**AIM OF THE TASK:** Every line in the records below with the string "description" needs to be copied out.

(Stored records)
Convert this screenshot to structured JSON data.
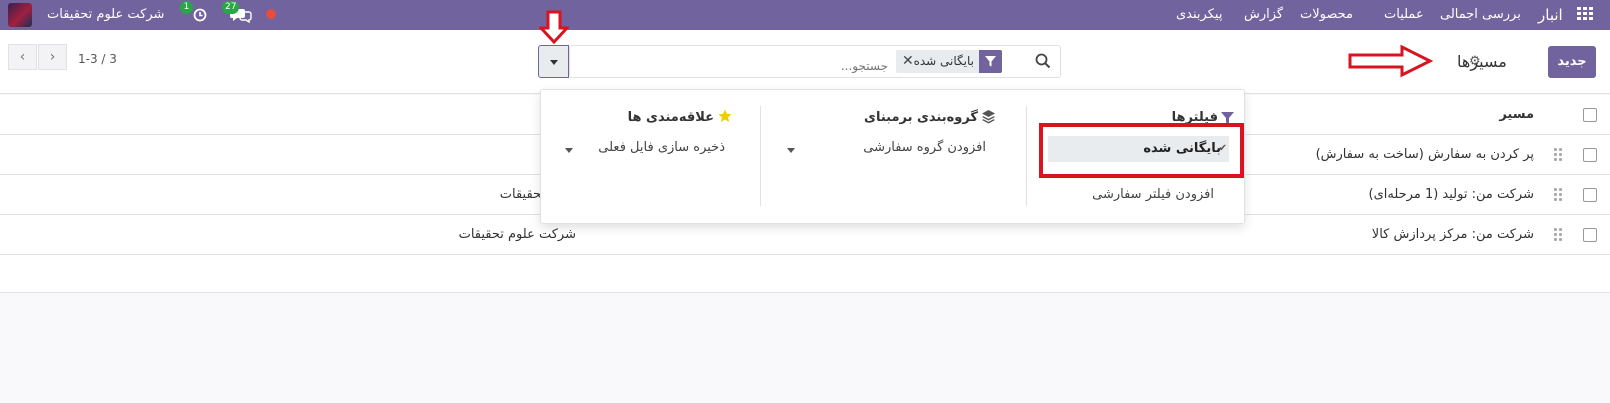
{
  "navbar": {
    "app_name": "انبار",
    "menu": [
      "بررسی اجمالی",
      "عملیات",
      "محصولات",
      "گزارش",
      "پیکربندی"
    ],
    "company": "شرکت علوم تحقیقات",
    "messages_count": "27",
    "activities_count": "1"
  },
  "control_panel": {
    "new_button": "جدید",
    "breadcrumb": "مسیرها",
    "search": {
      "facet_label": "بایگانی شده",
      "facet_remove": "✕",
      "placeholder": "جستجو..."
    },
    "pager": {
      "value": "1-3 / 3",
      "prev": "‹",
      "next": "›"
    }
  },
  "list": {
    "columns": [
      "مسیر"
    ],
    "rows": [
      {
        "name": "پر کردن به سفارش (ساخت به سفارش)",
        "company": ""
      },
      {
        "name": "شرکت من: تولید (1 مرحله‌ای)",
        "company": "علوم تحقیقات"
      },
      {
        "name": "شرکت من: مرکز پردازش کالا",
        "company": "شرکت علوم تحقیقات"
      }
    ]
  },
  "dropdown": {
    "filters_title": "فیلترها",
    "filter_selected": "بایگانی شده",
    "filter_custom": "افزودن فیلتر سفارشی",
    "groupby_title": "گروه‌بندی برمبنای",
    "groupby_custom": "افزودن گروه سفارشی",
    "favorites_title": "علاقه‌مندی ها",
    "favorites_save": "ذخیره سازی فایل فعلی"
  },
  "colors": {
    "brand": "#71639e",
    "annotation": "#d9131f",
    "badge": "#28a745",
    "favorite_star": "#f3cc00"
  }
}
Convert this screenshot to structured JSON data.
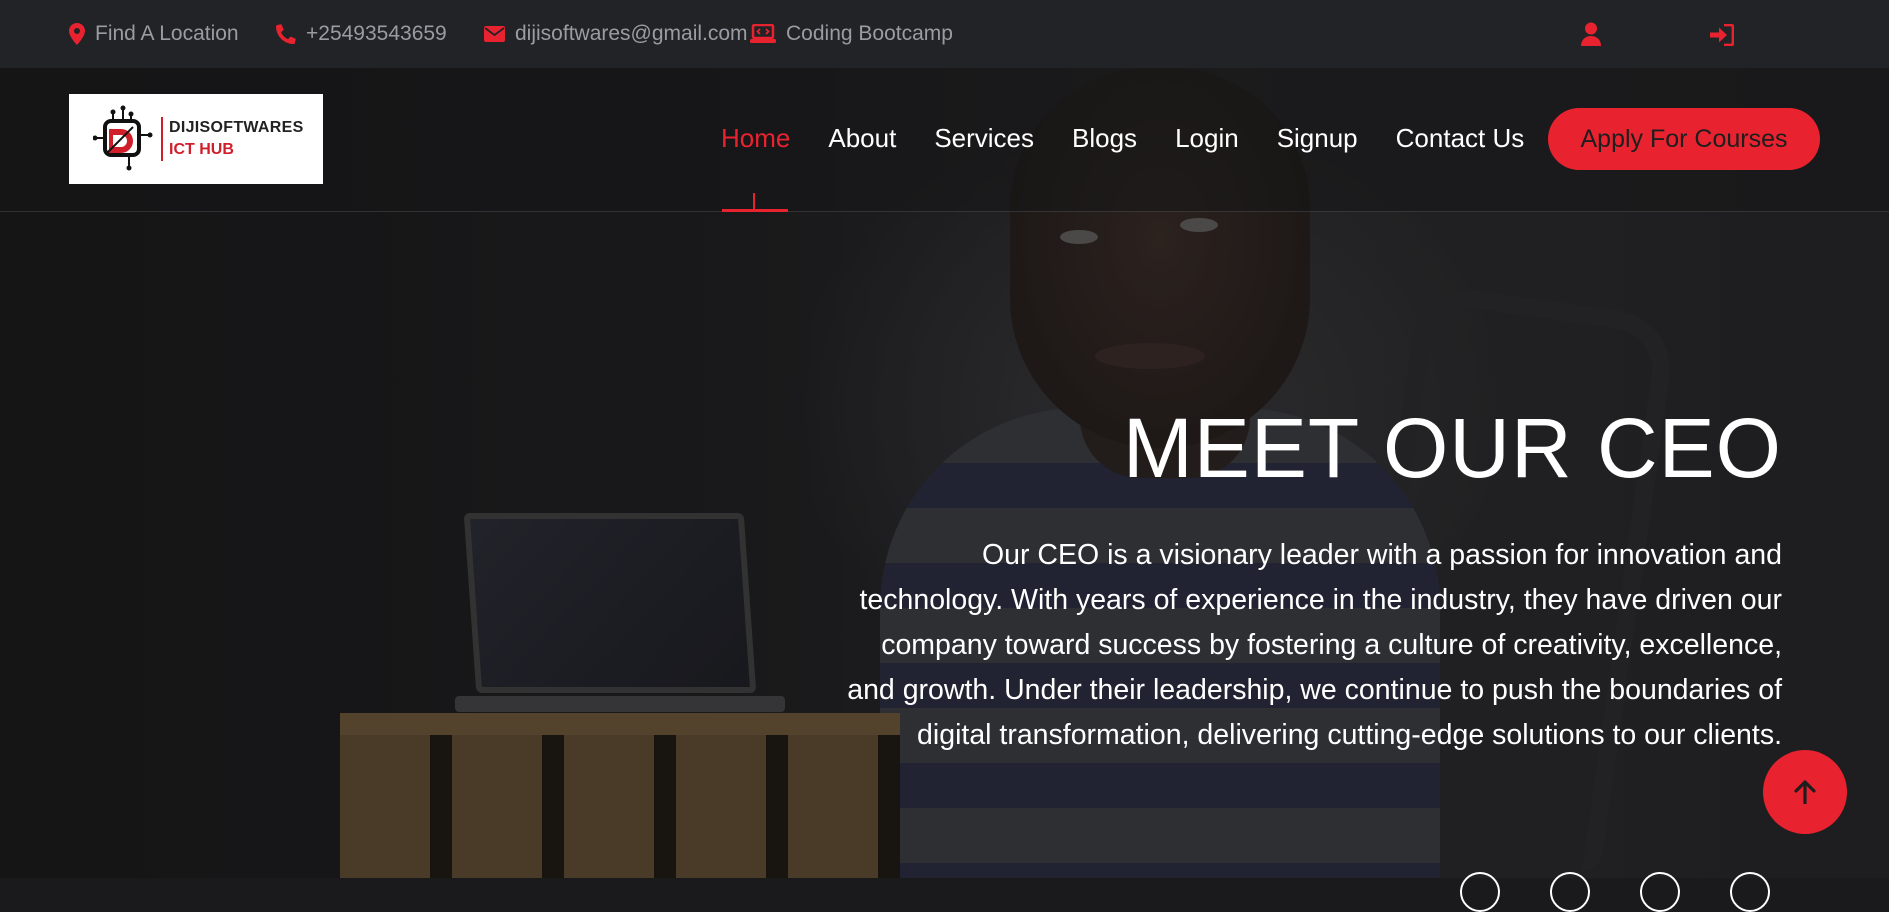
{
  "topbar": {
    "location": "Find A Location",
    "phone": "+25493543659",
    "email": "dijisoftwares@gmail.com",
    "bootcamp": "Coding Bootcamp"
  },
  "logo": {
    "line1": "DIJISOFTWARES",
    "line2": "ICT HUB"
  },
  "nav": {
    "items": [
      {
        "label": "Home"
      },
      {
        "label": "About"
      },
      {
        "label": "Services"
      },
      {
        "label": "Blogs"
      },
      {
        "label": "Login"
      },
      {
        "label": "Signup"
      },
      {
        "label": "Contact Us"
      }
    ],
    "active": "Home",
    "cta": "Apply For Courses"
  },
  "hero": {
    "title": "MEET OUR CEO",
    "description": "Our CEO is a visionary leader with a passion for innovation and technology. With years of experience in the industry, they have driven our company toward success by fostering a culture of creativity, excellence, and growth. Under their leadership, we continue to push the boundaries of digital transformation, delivering cutting-edge solutions to our clients."
  },
  "colors": {
    "accent": "#e8232f",
    "topbar_bg": "#212327",
    "topbar_text": "#9a9ca3",
    "white": "#ffffff"
  },
  "icons": {
    "location": "map-marker-icon",
    "phone": "phone-icon",
    "email": "envelope-icon",
    "bootcamp": "laptop-code-icon",
    "user": "user-icon",
    "login": "sign-in-icon",
    "back_to_top": "arrow-up-icon"
  }
}
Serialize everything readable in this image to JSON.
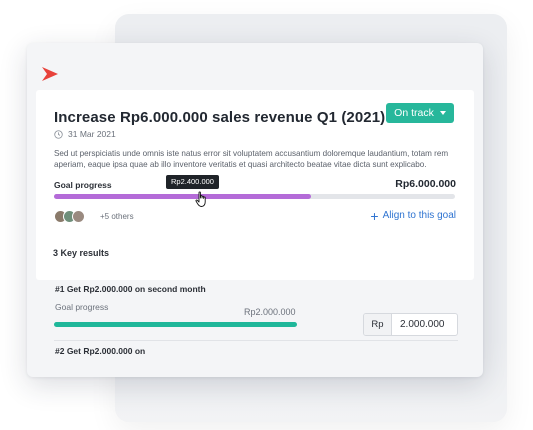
{
  "goal": {
    "title": "Increase Rp6.000.000 sales revenue Q1 (2021)",
    "status": "On track",
    "date": "31 Mar 2021",
    "description": "Sed ut perspiciatis unde omnis iste natus error sit voluptatem accusantium doloremque laudantium, totam rem aperiam, eaque ipsa quae ab illo inventore veritatis et quasi architecto beatae vitae dicta sunt explicabo.",
    "progress_label": "Goal progress",
    "target": "Rp6.000.000",
    "current_tooltip": "Rp2.400.000",
    "progress_fraction": 0.64,
    "others_text": "+5 others",
    "align_label": "Align to this goal"
  },
  "key_results": {
    "heading": "3 Key results",
    "items": [
      {
        "title": "#1 Get Rp2.000.000 on second month",
        "progress_label": "Goal progress",
        "target": "Rp2.000.000",
        "currency": "Rp",
        "value": "2.000.000"
      },
      {
        "title": "#2 Get Rp2.000.000 on"
      }
    ]
  },
  "colors": {
    "status": "#27b79b",
    "goal_bar": "#b46bd8",
    "kr_bar": "#1fb79a",
    "link": "#2f74d1",
    "logo": "#e8423b"
  },
  "icons": [
    "brand-logo-icon",
    "clock-icon",
    "caret-down-icon",
    "plus-icon",
    "hand-cursor-icon"
  ]
}
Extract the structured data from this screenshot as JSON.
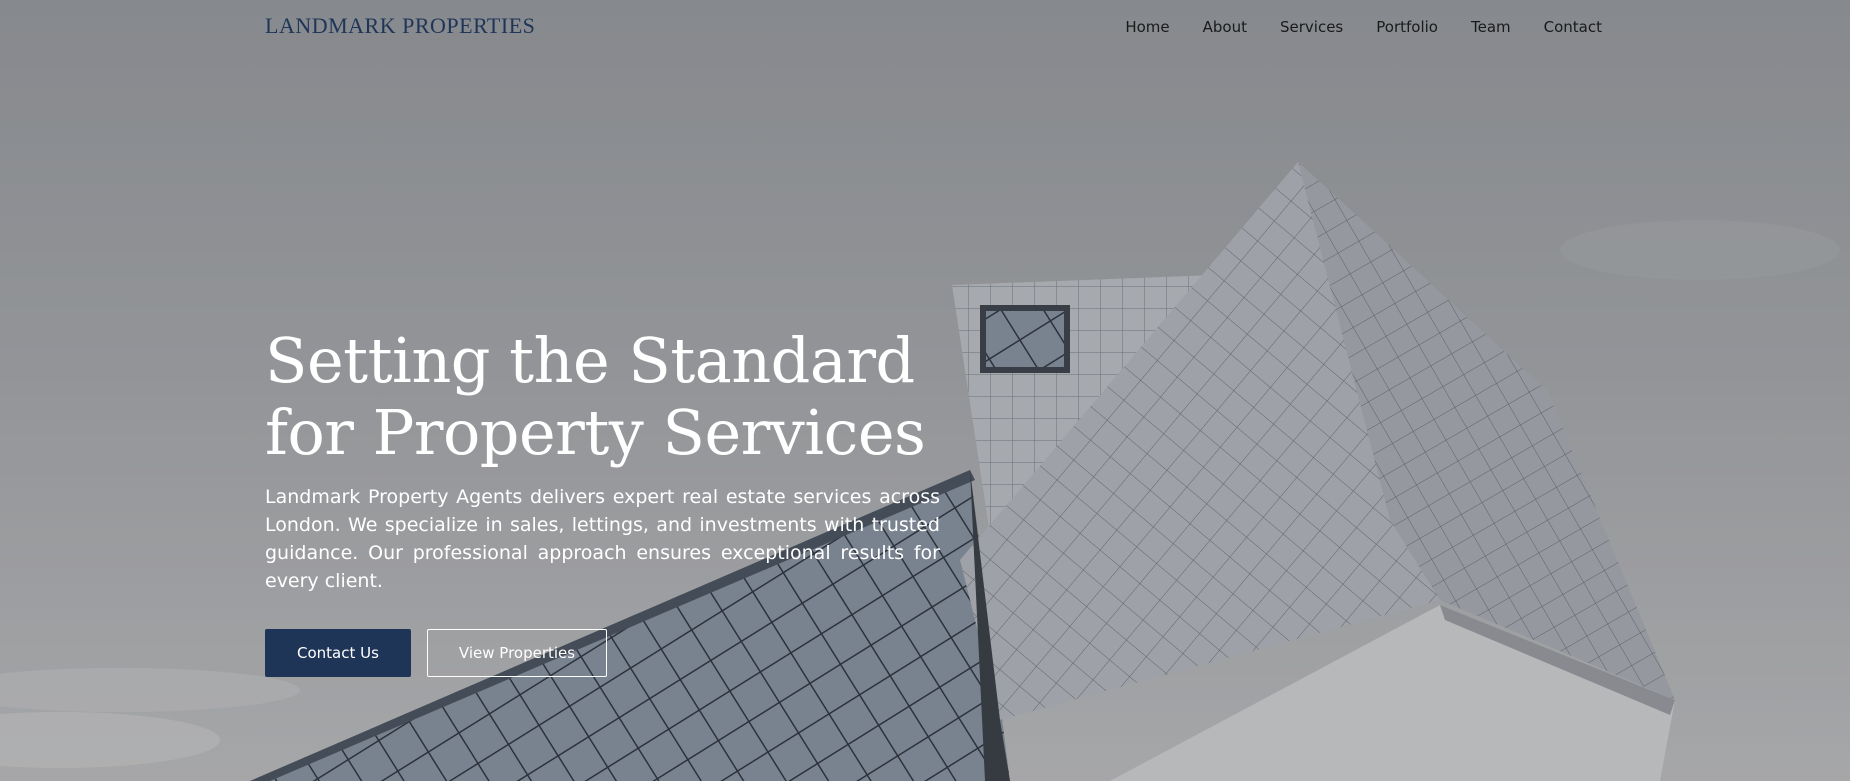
{
  "brand": {
    "name": "LANDMARK PROPERTIES",
    "color": "#1f3558"
  },
  "nav": {
    "items": [
      {
        "label": "Home"
      },
      {
        "label": "About"
      },
      {
        "label": "Services"
      },
      {
        "label": "Portfolio"
      },
      {
        "label": "Team"
      },
      {
        "label": "Contact"
      }
    ]
  },
  "hero": {
    "title_line1": "Setting the Standard",
    "title_line2": "for Property Services",
    "description": "Landmark Property Agents delivers expert real estate services across London. We specialize in sales, lettings, and investments with trusted guidance. Our professional approach ensures exceptional results for every client.",
    "background_image": "modern-glass-building"
  },
  "buttons": {
    "primary_label": "Contact Us",
    "secondary_label": "View Properties",
    "primary_color": "#1f3558"
  }
}
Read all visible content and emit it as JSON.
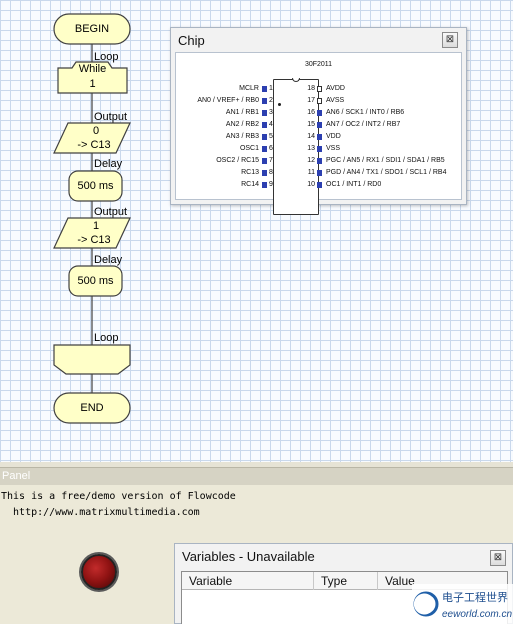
{
  "flowchart": {
    "begin": "BEGIN",
    "loop_start_label": "Loop",
    "while_line1": "While",
    "while_line2": "1",
    "output1_label": "Output",
    "output1_line1": "0",
    "output1_line2": "-> C13",
    "delay1_label": "Delay",
    "delay1_text": "500 ms",
    "output2_label": "Output",
    "output2_line1": "1",
    "output2_line2": "-> C13",
    "delay2_label": "Delay",
    "delay2_text": "500 ms",
    "loop_end_label": "Loop",
    "end": "END"
  },
  "chip": {
    "title": "Chip",
    "close_glyph": "⊠",
    "part": "30F2011",
    "pins_left": [
      {
        "num": "1",
        "label": "MCLR"
      },
      {
        "num": "2",
        "label": "AN0 / VREF+ / RB0"
      },
      {
        "num": "3",
        "label": "AN1 / RB1"
      },
      {
        "num": "4",
        "label": "AN2 / RB2"
      },
      {
        "num": "5",
        "label": "AN3 / RB3"
      },
      {
        "num": "6",
        "label": "OSC1"
      },
      {
        "num": "7",
        "label": "OSC2 / RC15"
      },
      {
        "num": "8",
        "label": "RC13"
      },
      {
        "num": "9",
        "label": "RC14"
      }
    ],
    "pins_right": [
      {
        "num": "18",
        "label": "AVDD"
      },
      {
        "num": "17",
        "label": "AVSS"
      },
      {
        "num": "16",
        "label": "AN6 / SCK1 / INT0 / RB6"
      },
      {
        "num": "15",
        "label": "AN7 / OC2 / INT2 / RB7"
      },
      {
        "num": "14",
        "label": "VDD"
      },
      {
        "num": "13",
        "label": "VSS"
      },
      {
        "num": "12",
        "label": "PGC / AN5 / RX1 / SDI1 / SDA1 / RB5"
      },
      {
        "num": "11",
        "label": "PGD / AN4 / TX1 / SDO1 / SCL1 / RB4"
      },
      {
        "num": "10",
        "label": "OC1 / INT1 / RD0"
      }
    ]
  },
  "panel": {
    "title": "Panel",
    "text": "This is a free/demo version of Flowcode\n  http://www.matrixmultimedia.com"
  },
  "variables": {
    "title": "Variables - Unavailable",
    "close_glyph": "⊠",
    "columns": [
      "Variable",
      "Type",
      "Value"
    ]
  },
  "watermark": {
    "cn": "电子工程世界",
    "en": "eeworld.com.cn"
  },
  "colors": {
    "block_fill": "#ffffc8",
    "block_stroke": "#404040",
    "led": "#8e1212",
    "pin_blue": "#2c3fb0"
  }
}
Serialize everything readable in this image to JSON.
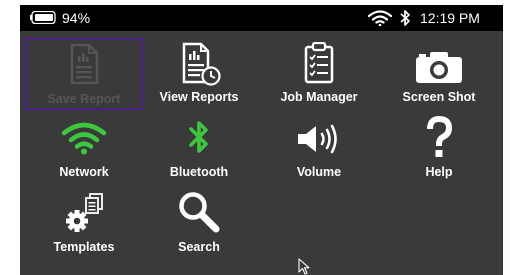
{
  "status": {
    "battery_percent": "94%",
    "time": "12:19 PM",
    "battery_icon": "battery-icon",
    "wifi_icon": "wifi-icon",
    "bluetooth_icon": "bluetooth-icon"
  },
  "menu": {
    "items": [
      {
        "label": "Save Report",
        "icon": "save-report-icon",
        "state": "disabled-selected"
      },
      {
        "label": "View Reports",
        "icon": "view-reports-icon"
      },
      {
        "label": "Job Manager",
        "icon": "clipboard-icon"
      },
      {
        "label": "Screen Shot",
        "icon": "camera-icon"
      },
      {
        "label": "Network",
        "icon": "wifi-icon",
        "color": "#3cc83c"
      },
      {
        "label": "Bluetooth",
        "icon": "bluetooth-icon",
        "color": "#3cc83c"
      },
      {
        "label": "Volume",
        "icon": "speaker-icon"
      },
      {
        "label": "Help",
        "icon": "question-icon"
      },
      {
        "label": "Templates",
        "icon": "templates-icon"
      },
      {
        "label": "Search",
        "icon": "magnifier-icon"
      }
    ]
  },
  "colors": {
    "background": "#3a3a3a",
    "statusbar": "#000000",
    "accent_green": "#3cc83c",
    "selection_border": "#4a1f8a",
    "disabled": "#555555"
  }
}
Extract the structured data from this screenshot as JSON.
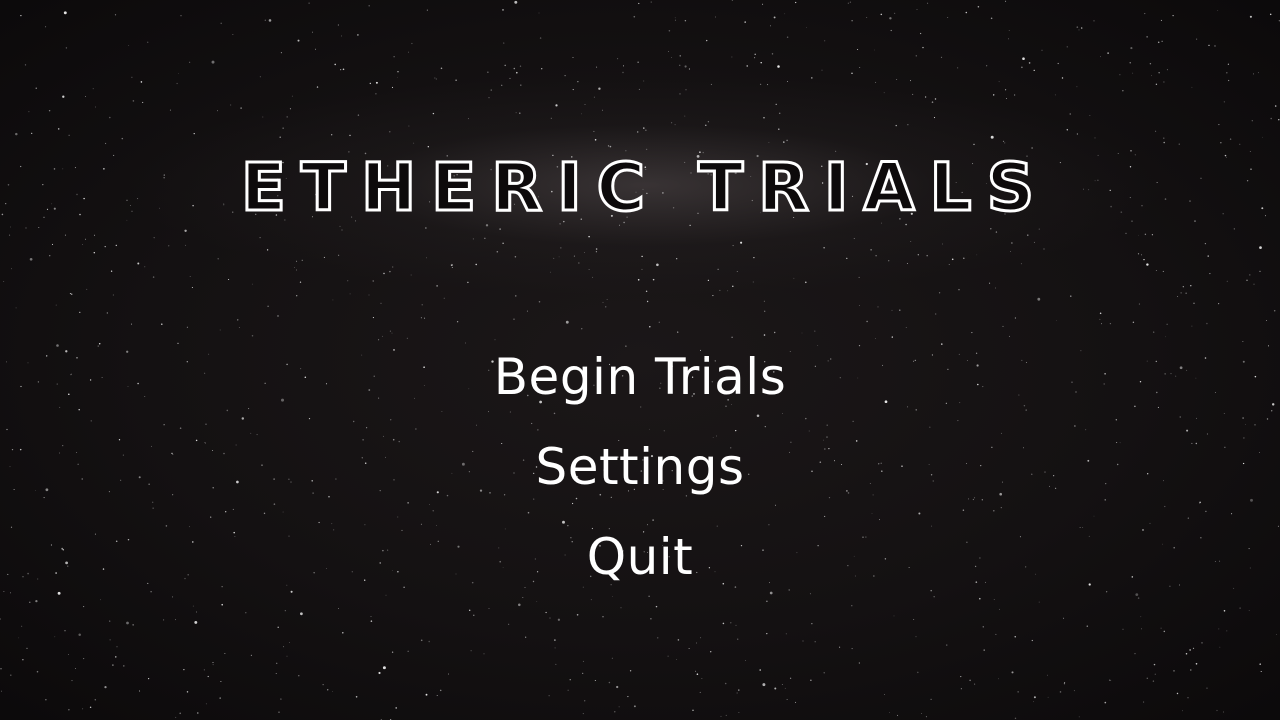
{
  "game": {
    "title": "ETHERIC TRIALS"
  },
  "menu": {
    "items": [
      {
        "label": "Begin Trials"
      },
      {
        "label": "Settings"
      },
      {
        "label": "Quit"
      }
    ]
  },
  "colors": {
    "background": "#0f0c0d",
    "text": "#ffffff",
    "title_glow": "#8a8283"
  }
}
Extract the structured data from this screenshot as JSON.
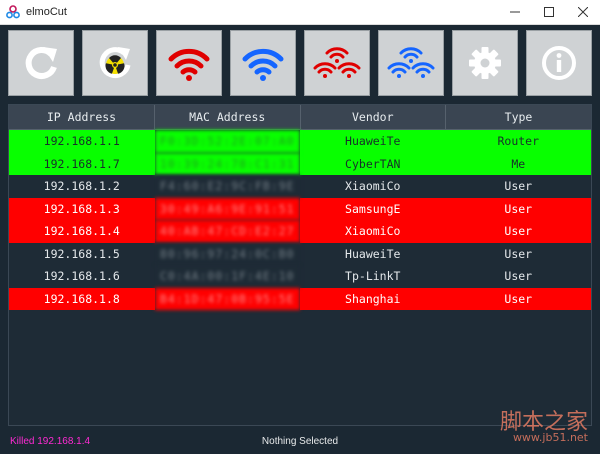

**YOUR RESPONSE:**
    "description": "Our CEO is a visionary leader with a passion for innovation and technology. With years of experience in the industry, they have driven our company toward success by fostering a culture of creativity, excellence, and growth. Under their leadership, we continue to push the boundaries of digital transformation, delivering cutting-edge solutions to our clients."
    "description": "Sed ut perspiciatis unde omnis iste natus error sit voluptatem accusantium doloremque laudantium, totam rem aperiam, eaque ipsa quae ab illo inventore veritatis et quasi architecto beatae vitae dicta sunt explicabo.",
    "description": "Landmark Property Agents delivers expert real estate services across London. We specialize in sales, lettings, and investments with trusted guidance. Our professional approach ensures exceptional results for every client.",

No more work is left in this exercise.